> WORK INSTRUCTION:
Word for word, restate all of the entries.

(Beginning of RECORD EXCERPTS)

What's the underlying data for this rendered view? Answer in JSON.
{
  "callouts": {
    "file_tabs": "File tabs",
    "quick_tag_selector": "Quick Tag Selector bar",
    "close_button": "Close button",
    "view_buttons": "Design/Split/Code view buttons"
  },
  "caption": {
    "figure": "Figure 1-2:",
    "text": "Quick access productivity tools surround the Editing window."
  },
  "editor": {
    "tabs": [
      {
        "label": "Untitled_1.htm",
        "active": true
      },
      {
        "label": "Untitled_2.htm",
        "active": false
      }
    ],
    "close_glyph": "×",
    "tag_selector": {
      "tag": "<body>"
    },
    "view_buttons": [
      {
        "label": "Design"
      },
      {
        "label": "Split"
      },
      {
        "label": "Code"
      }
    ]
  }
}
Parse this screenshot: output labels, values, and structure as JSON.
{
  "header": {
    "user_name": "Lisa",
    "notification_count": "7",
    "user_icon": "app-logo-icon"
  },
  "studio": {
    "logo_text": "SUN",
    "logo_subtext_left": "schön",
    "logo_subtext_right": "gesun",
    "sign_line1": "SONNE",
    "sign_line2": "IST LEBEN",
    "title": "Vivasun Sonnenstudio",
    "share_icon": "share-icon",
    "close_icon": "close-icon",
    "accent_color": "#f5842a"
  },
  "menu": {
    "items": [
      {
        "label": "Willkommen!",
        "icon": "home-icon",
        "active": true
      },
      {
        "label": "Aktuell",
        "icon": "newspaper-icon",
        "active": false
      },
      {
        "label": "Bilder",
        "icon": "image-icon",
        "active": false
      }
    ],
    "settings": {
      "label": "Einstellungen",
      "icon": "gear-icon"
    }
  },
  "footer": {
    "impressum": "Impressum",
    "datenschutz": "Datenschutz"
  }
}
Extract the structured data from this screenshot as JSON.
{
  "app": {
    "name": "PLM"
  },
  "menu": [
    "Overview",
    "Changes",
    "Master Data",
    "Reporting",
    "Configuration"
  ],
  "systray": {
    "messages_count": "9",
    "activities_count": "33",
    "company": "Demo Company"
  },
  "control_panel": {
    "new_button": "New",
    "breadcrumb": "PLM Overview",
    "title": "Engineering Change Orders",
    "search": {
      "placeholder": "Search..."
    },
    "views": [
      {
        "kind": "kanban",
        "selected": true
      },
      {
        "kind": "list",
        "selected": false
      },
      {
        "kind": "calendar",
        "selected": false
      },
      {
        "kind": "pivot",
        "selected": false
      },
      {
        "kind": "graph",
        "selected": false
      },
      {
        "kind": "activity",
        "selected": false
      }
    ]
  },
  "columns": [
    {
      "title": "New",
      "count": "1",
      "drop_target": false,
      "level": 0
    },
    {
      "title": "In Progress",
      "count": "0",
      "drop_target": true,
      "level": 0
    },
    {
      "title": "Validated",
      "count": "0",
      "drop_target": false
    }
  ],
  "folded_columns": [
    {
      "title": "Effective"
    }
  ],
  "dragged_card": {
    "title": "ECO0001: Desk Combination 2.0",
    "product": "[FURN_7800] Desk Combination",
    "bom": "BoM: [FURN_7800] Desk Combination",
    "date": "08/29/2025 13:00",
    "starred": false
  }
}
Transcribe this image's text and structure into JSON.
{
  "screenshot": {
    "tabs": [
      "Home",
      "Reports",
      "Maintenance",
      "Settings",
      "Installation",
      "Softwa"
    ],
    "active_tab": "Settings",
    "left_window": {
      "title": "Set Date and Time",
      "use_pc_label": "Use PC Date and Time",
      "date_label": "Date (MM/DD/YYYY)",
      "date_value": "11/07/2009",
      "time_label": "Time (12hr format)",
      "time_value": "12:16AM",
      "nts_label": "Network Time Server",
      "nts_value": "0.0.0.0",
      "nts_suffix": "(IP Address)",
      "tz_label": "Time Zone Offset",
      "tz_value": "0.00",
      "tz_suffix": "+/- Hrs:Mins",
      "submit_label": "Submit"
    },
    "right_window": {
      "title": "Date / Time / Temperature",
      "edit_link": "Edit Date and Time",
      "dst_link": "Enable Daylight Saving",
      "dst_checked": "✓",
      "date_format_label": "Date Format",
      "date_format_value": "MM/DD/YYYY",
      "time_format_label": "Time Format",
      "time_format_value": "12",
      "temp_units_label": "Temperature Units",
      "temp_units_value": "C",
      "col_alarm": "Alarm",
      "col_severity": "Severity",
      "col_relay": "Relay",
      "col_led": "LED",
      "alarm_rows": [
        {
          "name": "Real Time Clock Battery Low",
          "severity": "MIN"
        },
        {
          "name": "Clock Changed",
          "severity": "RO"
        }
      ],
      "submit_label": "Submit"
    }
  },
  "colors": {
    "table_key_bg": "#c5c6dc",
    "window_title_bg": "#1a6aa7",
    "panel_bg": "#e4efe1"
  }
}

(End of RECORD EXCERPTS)

> ANSWER FOR THIS EXERCISE:
What's the underlying data for this rendered view? Answer in JSON.
{
  "callouts": {
    "file_tabs": "File tabs",
    "quick_tag_selector": "Quick Tag Selector bar",
    "close_button": "Close button",
    "view_buttons": "Design/Split/Code view buttons"
  },
  "caption": {
    "figure": "Figure 1-2:",
    "text": "Quick access productivity tools surround the Editing window."
  },
  "editor": {
    "tabs": [
      {
        "label": "Untitled_1.htm",
        "active": true
      },
      {
        "label": "Untitled_2.htm",
        "active": false
      }
    ],
    "close_glyph": "×",
    "tag_selector": {
      "tag": "<body>"
    },
    "view_buttons": [
      {
        "label": "Design"
      },
      {
        "label": "Split"
      },
      {
        "label": "Code"
      }
    ]
  }
}
Parse this screenshot: output labels, values, and structure as JSON.
{
  "header": {
    "user_name": "Lisa",
    "notification_count": "7",
    "user_icon": "app-logo-icon"
  },
  "studio": {
    "logo_text": "SUN",
    "logo_subtext_left": "schön",
    "logo_subtext_right": "gesun",
    "sign_line1": "SONNE",
    "sign_line2": "IST LEBEN",
    "title": "Vivasun Sonnenstudio",
    "share_icon": "share-icon",
    "close_icon": "close-icon",
    "accent_color": "#f5842a"
  },
  "menu": {
    "items": [
      {
        "label": "Willkommen!",
        "icon": "home-icon",
        "active": true
      },
      {
        "label": "Aktuell",
        "icon": "newspaper-icon",
        "active": false
      },
      {
        "label": "Bilder",
        "icon": "image-icon",
        "active": false
      }
    ],
    "settings": {
      "label": "Einstellungen",
      "icon": "gear-icon"
    }
  },
  "footer": {
    "impressum": "Impressum",
    "datenschutz": "Datenschutz"
  }
}
Extract the structured data from this screenshot as JSON.
{
  "app": {
    "name": "PLM"
  },
  "menu": [
    "Overview",
    "Changes",
    "Master Data",
    "Reporting",
    "Configuration"
  ],
  "systray": {
    "messages_count": "9",
    "activities_count": "33",
    "company": "Demo Company"
  },
  "control_panel": {
    "new_button": "New",
    "breadcrumb": "PLM Overview",
    "title": "Engineering Change Orders",
    "search": {
      "placeholder": "Search..."
    },
    "views": [
      {
        "kind": "kanban",
        "selected": true
      },
      {
        "kind": "list",
        "selected": false
      },
      {
        "kind": "calendar",
        "selected": false
      },
      {
        "kind": "pivot",
        "selected": false
      },
      {
        "kind": "graph",
        "selected": false
      },
      {
        "kind": "activity",
        "selected": false
      }
    ]
  },
  "columns": [
    {
      "title": "New",
      "count": "1",
      "drop_target": false,
      "level": 0
    },
    {
      "title": "In Progress",
      "count": "0",
      "drop_target": true,
      "level": 0
    },
    {
      "title": "Validated",
      "count": "0",
      "drop_target": false
    }
  ],
  "folded_columns": [
    {
      "title": "Effective"
    }
  ],
  "dragged_card": {
    "title": "ECO0001: Desk Combination 2.0",
    "product": "[FURN_7800] Desk Combination",
    "bom": "BoM: [FURN_7800] Desk Combination",
    "date": "08/29/2025 13:00",
    "starred": false
  }
}
Transcribe this image's text and structure into JSON.
{
  "screenshot": {
    "tabs": [
      "Home",
      "Reports",
      "Maintenance",
      "Settings",
      "Installation",
      "Softwa"
    ],
    "active_tab": "Settings",
    "left_window": {
      "title": "Set Date and Time",
      "use_pc_label": "Use PC Date and Time",
      "date_label": "Date (MM/DD/YYYY)",
      "date_value": "11/07/2009",
      "time_label": "Time (12hr format)",
      "time_value": "12:16AM",
      "nts_label": "Network Time Server",
      "nts_value": "0.0.0.0",
      "nts_suffix": "(IP Address)",
      "tz_label": "Time Zone Offset",
      "tz_value": "0.00",
      "tz_suffix": "+/- Hrs:Mins",
      "submit_label": "Submit"
    },
    "right_window": {
      "title": "Date / Time / Temperature",
      "edit_link": "Edit Date and Time",
      "dst_link": "Enable Daylight Saving",
      "dst_checked": "✓",
      "date_format_label": "Date Format",
      "date_format_value": "MM/DD/YYYY",
      "time_format_label": "Time Format",
      "time_format_value": "12",
      "temp_units_label": "Temperature Units",
      "temp_units_value": "C",
      "col_alarm": "Alarm",
      "col_severity": "Severity",
      "col_relay": "Relay",
      "col_led": "LED",
      "alarm_rows": [
        {
          "name": "Real Time Clock Battery Low",
          "severity": "MIN"
        },
        {
          "name": "Clock Changed",
          "severity": "RO"
        }
      ],
      "submit_label": "Submit"
    }
  },
  "colors": {
    "table_key_bg": "#c5c6dc",
    "window_title_bg": "#1a6aa7",
    "panel_bg": "#e4efe1"
  }
}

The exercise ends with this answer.